“Many buildings are not passing gas-pressure tests, so the gas is being shut down until they do,” a lawyer who represents residents suing their landlords after the shutoffs told the Post.
Many have been without gas for 10 months.
“It’s been shocking to go through this ordeal of trying to have a very simple and essential amenity repaired with very little concern or empathy from anyone for my quality of living,” Kai Ravelson, who rented a one-bedroom in Washington Heights only to discover the Con Edison refused to turn on her cooking gas, told the Post.
“If a building is turned off due to a leak . . . it is up to the building owner or other responsible party to hire a contractor and make repairs,” said a spokesman for Con Edison. “The contractor must then get a certification from the . . . Department of Buildings and submit certain paperwork.

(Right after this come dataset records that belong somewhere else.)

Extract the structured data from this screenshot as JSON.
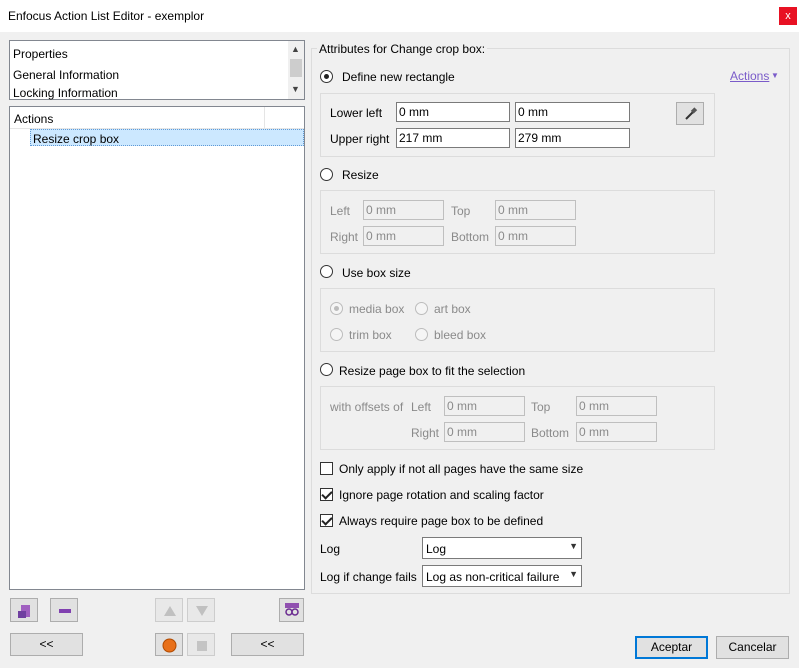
{
  "window": {
    "title": "Enfocus Action List Editor - exemplor",
    "close_glyph": "x"
  },
  "left": {
    "properties_list": [
      "Properties",
      "General Information",
      "Locking Information"
    ],
    "actions_header": "Actions",
    "actions": [
      "Resize crop box"
    ],
    "footer_buttons": {
      "collapse_left": "<<",
      "collapse_right": "<<"
    }
  },
  "right": {
    "group_title": "Attributes for Change crop box:",
    "actions_link": "Actions",
    "define_new_rectangle": {
      "label": "Define new rectangle",
      "lower_left_label": "Lower left",
      "upper_right_label": "Upper right",
      "lower_left_x": "0 mm",
      "lower_left_y": "0 mm",
      "upper_right_x": "217 mm",
      "upper_right_y": "279 mm"
    },
    "resize": {
      "label": "Resize",
      "left_label": "Left",
      "top_label": "Top",
      "right_label": "Right",
      "bottom_label": "Bottom",
      "left": "0 mm",
      "top": "0 mm",
      "right": "0 mm",
      "bottom": "0 mm"
    },
    "use_box_size": {
      "label": "Use box size",
      "options": [
        "media box",
        "art box",
        "trim box",
        "bleed box"
      ],
      "selected": "media box"
    },
    "fit_selection": {
      "label": "Resize page box to fit the selection",
      "offsets_label": "with offsets of",
      "left_label": "Left",
      "top_label": "Top",
      "right_label": "Right",
      "bottom_label": "Bottom",
      "left": "0 mm",
      "top": "0 mm",
      "right": "0 mm",
      "bottom": "0 mm"
    },
    "checkboxes": [
      {
        "label": "Only apply if not all pages have the same size",
        "checked": false
      },
      {
        "label": "Ignore page rotation and scaling factor",
        "checked": true
      },
      {
        "label": "Always require page box to be defined",
        "checked": true
      }
    ],
    "log_label": "Log",
    "log_value": "Log",
    "log_fail_label": "Log if change fails",
    "log_fail_value": "Log as non-critical failure"
  },
  "dialog_buttons": {
    "ok": "Aceptar",
    "cancel": "Cancelar"
  },
  "colors": {
    "accent": "#0078d7",
    "link": "#7a5bc9",
    "selection": "#cce8ff",
    "close": "#e81123"
  }
}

At that point, we conduct a pressure test. If the piping holds without leaks, gas can be turned back on.” [NYP] —Christopher Cameron